The Fifth Season
N.K. Jemisin’s 2010 debut novel, The Hundred Thousand Kingdoms, swept that year’s Sci-Fi/Fantasy genre awards and positioned Jemisin, in the ahistorical rhetoric particular to American arts and letters, as an overnight sensation. (Never mind that “overnight sensations” almost invariably have behind them decades of unrecognized work; never mind that Jemisin spoke and speaks candidly about the struggle of writing while holding a full-time day job for access to health insurance and subsisting in a large American city.)
It’s Jemisin’s second book this socialist feminist recommends to you now. It’s also a book that smashed the typically impenetrable boundaries between “genre fiction” and “serious literature” established by, and so profitable to, institutional publishing. The Fifth Season is the first book in the Broken Earth trilogy, and the dedication reads, “For all those who have to fight for the respect that everyone else is given without question.” Like Ursula and Octavia before her, Jemisin did not come to the fantastical to play nice. Escape is not on the agenda.
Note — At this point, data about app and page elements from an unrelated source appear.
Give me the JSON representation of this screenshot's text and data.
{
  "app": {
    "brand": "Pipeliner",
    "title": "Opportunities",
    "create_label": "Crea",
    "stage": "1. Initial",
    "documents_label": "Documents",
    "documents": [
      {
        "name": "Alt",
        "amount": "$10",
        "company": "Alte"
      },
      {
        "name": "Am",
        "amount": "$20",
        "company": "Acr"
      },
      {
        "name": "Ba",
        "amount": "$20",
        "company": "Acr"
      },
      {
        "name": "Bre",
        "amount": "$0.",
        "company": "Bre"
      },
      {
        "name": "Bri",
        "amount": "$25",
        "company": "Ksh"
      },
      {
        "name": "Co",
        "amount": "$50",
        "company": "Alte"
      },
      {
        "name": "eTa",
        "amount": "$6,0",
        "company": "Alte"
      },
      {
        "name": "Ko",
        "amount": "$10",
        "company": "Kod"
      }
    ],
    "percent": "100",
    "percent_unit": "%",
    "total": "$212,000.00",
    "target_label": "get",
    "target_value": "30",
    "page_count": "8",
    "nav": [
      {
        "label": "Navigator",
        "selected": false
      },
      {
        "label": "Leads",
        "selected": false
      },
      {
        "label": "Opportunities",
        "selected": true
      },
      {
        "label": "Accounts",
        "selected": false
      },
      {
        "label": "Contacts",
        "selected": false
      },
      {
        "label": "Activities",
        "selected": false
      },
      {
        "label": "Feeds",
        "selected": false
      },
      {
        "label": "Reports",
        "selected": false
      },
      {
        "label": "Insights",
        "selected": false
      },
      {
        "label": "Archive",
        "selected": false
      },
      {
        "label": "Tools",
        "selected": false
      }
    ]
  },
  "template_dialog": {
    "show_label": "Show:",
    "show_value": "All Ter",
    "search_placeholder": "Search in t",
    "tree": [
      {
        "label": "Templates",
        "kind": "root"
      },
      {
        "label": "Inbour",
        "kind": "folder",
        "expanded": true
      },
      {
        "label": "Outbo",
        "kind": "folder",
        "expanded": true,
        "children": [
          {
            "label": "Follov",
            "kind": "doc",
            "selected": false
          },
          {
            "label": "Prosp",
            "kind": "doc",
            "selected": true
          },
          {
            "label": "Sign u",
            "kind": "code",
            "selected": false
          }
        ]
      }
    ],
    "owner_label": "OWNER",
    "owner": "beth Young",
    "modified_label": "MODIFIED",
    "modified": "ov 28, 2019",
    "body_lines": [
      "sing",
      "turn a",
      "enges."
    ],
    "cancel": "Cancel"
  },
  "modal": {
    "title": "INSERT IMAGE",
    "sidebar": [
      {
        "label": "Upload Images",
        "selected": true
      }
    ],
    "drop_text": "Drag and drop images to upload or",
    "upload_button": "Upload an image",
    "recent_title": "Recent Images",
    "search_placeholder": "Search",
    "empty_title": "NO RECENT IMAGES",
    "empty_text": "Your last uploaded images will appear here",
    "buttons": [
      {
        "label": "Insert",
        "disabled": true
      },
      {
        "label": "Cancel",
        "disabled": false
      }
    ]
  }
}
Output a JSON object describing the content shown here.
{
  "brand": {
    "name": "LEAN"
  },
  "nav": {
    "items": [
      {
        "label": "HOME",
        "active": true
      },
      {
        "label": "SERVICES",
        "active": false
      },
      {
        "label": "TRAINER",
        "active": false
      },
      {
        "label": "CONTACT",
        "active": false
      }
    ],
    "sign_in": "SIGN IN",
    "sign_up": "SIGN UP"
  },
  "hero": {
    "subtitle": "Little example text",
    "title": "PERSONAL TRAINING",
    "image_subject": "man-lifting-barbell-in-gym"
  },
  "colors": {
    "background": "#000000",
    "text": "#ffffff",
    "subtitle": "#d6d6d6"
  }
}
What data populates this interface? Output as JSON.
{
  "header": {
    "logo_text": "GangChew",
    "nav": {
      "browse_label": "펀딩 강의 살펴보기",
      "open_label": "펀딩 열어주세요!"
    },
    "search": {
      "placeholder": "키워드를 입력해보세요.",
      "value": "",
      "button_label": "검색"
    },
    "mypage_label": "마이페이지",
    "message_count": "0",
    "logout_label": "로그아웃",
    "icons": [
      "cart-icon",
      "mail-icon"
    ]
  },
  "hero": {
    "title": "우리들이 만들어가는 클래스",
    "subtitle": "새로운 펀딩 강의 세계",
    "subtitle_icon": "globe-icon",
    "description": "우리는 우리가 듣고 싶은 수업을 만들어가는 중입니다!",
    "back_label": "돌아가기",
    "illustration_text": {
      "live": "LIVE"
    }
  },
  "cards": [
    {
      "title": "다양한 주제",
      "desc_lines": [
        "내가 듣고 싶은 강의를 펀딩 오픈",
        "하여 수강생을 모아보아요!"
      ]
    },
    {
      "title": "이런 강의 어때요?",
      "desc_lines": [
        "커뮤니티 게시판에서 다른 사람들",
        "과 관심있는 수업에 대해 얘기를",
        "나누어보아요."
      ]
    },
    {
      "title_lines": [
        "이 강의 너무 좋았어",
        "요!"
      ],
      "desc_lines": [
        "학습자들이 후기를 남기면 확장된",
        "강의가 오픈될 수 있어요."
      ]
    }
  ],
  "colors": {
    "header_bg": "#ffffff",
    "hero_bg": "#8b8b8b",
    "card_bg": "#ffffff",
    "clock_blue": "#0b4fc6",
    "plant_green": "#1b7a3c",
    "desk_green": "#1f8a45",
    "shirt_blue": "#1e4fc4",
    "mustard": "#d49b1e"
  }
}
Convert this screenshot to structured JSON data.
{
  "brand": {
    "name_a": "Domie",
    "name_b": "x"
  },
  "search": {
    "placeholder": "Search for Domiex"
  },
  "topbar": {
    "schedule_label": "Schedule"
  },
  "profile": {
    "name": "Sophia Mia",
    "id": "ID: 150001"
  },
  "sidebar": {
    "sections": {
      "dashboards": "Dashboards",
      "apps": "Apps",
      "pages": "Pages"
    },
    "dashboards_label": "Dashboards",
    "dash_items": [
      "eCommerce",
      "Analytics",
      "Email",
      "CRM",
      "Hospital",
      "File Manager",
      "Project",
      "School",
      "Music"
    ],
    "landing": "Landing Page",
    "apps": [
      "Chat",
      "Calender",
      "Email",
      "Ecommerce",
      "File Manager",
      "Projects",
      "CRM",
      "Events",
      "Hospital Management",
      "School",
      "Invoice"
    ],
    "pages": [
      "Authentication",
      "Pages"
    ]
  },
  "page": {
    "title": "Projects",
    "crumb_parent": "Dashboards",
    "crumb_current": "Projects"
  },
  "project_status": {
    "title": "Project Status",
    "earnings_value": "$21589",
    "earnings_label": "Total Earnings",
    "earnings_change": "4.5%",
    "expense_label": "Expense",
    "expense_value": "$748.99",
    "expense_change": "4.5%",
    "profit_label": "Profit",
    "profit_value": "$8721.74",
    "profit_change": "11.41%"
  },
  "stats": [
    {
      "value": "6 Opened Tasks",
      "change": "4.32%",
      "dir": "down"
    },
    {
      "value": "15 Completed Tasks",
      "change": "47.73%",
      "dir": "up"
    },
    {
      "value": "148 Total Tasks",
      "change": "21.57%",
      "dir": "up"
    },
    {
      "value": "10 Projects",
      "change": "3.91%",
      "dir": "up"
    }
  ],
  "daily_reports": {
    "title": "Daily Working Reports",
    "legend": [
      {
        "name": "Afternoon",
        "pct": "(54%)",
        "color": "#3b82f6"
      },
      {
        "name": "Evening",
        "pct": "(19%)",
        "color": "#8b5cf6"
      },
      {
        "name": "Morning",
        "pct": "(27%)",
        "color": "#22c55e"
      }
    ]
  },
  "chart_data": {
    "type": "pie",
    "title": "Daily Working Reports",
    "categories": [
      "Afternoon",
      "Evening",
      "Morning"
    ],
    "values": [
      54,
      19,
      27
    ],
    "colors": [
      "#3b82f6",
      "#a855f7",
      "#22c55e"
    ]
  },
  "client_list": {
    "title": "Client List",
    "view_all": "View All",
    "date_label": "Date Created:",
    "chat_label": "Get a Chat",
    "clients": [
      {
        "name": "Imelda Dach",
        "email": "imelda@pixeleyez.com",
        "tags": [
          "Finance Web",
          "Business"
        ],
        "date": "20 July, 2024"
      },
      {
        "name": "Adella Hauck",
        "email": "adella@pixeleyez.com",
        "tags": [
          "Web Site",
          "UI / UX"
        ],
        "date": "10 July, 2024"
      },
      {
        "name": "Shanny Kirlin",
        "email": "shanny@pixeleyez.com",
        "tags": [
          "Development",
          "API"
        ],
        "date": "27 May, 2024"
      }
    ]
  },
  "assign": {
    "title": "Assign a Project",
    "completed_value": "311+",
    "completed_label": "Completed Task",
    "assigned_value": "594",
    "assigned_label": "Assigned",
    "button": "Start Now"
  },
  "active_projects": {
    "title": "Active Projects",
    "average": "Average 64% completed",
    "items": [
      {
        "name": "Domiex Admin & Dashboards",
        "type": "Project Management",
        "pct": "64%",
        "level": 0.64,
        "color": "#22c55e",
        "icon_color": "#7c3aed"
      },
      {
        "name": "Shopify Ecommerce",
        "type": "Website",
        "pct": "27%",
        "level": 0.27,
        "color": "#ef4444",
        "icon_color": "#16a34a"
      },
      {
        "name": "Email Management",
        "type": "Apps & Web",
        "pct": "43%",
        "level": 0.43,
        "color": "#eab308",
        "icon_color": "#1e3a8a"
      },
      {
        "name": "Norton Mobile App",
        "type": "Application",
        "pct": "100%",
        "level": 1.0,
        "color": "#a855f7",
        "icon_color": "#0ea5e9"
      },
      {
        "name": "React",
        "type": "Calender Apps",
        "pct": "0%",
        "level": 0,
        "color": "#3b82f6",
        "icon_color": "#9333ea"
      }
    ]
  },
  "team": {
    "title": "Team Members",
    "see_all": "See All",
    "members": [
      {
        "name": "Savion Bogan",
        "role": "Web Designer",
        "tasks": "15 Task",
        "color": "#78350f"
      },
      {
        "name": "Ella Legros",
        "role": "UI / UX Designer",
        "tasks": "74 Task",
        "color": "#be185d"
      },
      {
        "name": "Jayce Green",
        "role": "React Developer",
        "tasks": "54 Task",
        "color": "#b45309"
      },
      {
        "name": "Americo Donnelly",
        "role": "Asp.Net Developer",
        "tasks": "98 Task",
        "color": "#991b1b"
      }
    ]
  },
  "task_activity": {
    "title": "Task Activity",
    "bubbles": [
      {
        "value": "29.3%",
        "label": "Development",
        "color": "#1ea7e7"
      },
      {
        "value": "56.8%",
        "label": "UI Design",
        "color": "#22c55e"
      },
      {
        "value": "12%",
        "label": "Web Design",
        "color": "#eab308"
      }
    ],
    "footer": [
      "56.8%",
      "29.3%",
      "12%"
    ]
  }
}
In The Fifth Season and its sequels, we are in a speculative future, long past the damages done to our known world by climate change. “This is how the world ends—for the last time.” In this world, beyond any conception of known political economies, structures of inequality persist, and those most exploited are those least informed. Fulfilling the best of the promise of Le Guin and Butler, Jemisin’s “fantasy” is in imagining not merely the dystopian futurist injustices but the anti-hierarchical, democratic, and communal points of resistance. In any world, our greatest conjurers of possibility tell us, life is only life when social relationships are valued above individual power.
Which is not to suggest conflictless utopia: Jemisin’s extraordinary narrative achievement is revealing the rifts in one’s one communities, the tensions innate in people, messy and impulsive and primal as we are, attempting to survive together. What matters, for that imperative pursuit beyond survival and into life, is how those tensions are acknowledged, responded to by the community. When violence—physical, political, sociological, diagnostical—is the motive for social organization, no community will ever know equality, but communities can overcome structural violence by recognizing and truthfully confronting those impulses. Difficult, perhaps even impossible, work—but therein lies the revolution.
Haleh Roshan is an Iranian-American writer and DSA member in New York City.
Hang out with/commission her: @halehroshan